Records contained in a dataset
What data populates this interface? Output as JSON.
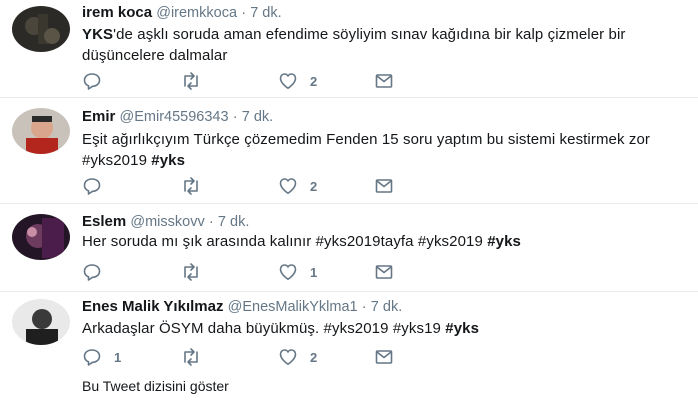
{
  "tweets": [
    {
      "name": "irem koca",
      "handle": "@iremkkoca",
      "dot": "·",
      "time": "7 dk.",
      "text_parts": [
        "YKS",
        "'de aşklı soruda aman efendime söyliyim sınav kağıdına bir kalp çizmeler bir düşüncelere dalmalar"
      ],
      "reply_count": "",
      "retweet_count": "",
      "like_count": "2"
    },
    {
      "name": "Emir",
      "handle": "@Emir45596343",
      "dot": "·",
      "time": "7 dk.",
      "text_parts": [
        "Eşit ağırlıkçıyım Türkçe çözemedim Fenden 15 soru yaptım bu sistemi kestirmek zor ",
        "#yks2019",
        " ",
        "#yks"
      ],
      "reply_count": "",
      "retweet_count": "",
      "like_count": "2"
    },
    {
      "name": "Eslem",
      "handle": "@misskovv",
      "dot": "·",
      "time": "7 dk.",
      "text_parts": [
        "Her soruda mı şık arasında kalınır ",
        "#yks2019tayfa",
        " ",
        "#yks2019",
        " ",
        "#yks"
      ],
      "reply_count": "",
      "retweet_count": "",
      "like_count": "1"
    },
    {
      "name": "Enes Malik Yıkılmaz",
      "handle": "@EnesMalikYklma1",
      "dot": "·",
      "time": "7 dk.",
      "text_parts": [
        "Arkadaşlar ÖSYM daha büyükmüş. ",
        "#yks2019",
        " ",
        "#yks19",
        " ",
        "#yks"
      ],
      "reply_count": "1",
      "retweet_count": "",
      "like_count": "2"
    }
  ],
  "show_thread": "Bu Tweet dizisini göster",
  "icons": {
    "reply": "reply-icon",
    "retweet": "retweet-icon",
    "like": "heart-icon",
    "dm": "envelope-icon",
    "more": "chevron-down-icon"
  },
  "colors": {
    "text": "#14171a",
    "muted": "#657786",
    "border": "#e6ecf0"
  }
}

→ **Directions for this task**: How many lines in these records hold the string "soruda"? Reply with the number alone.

→ **Final answer**: 2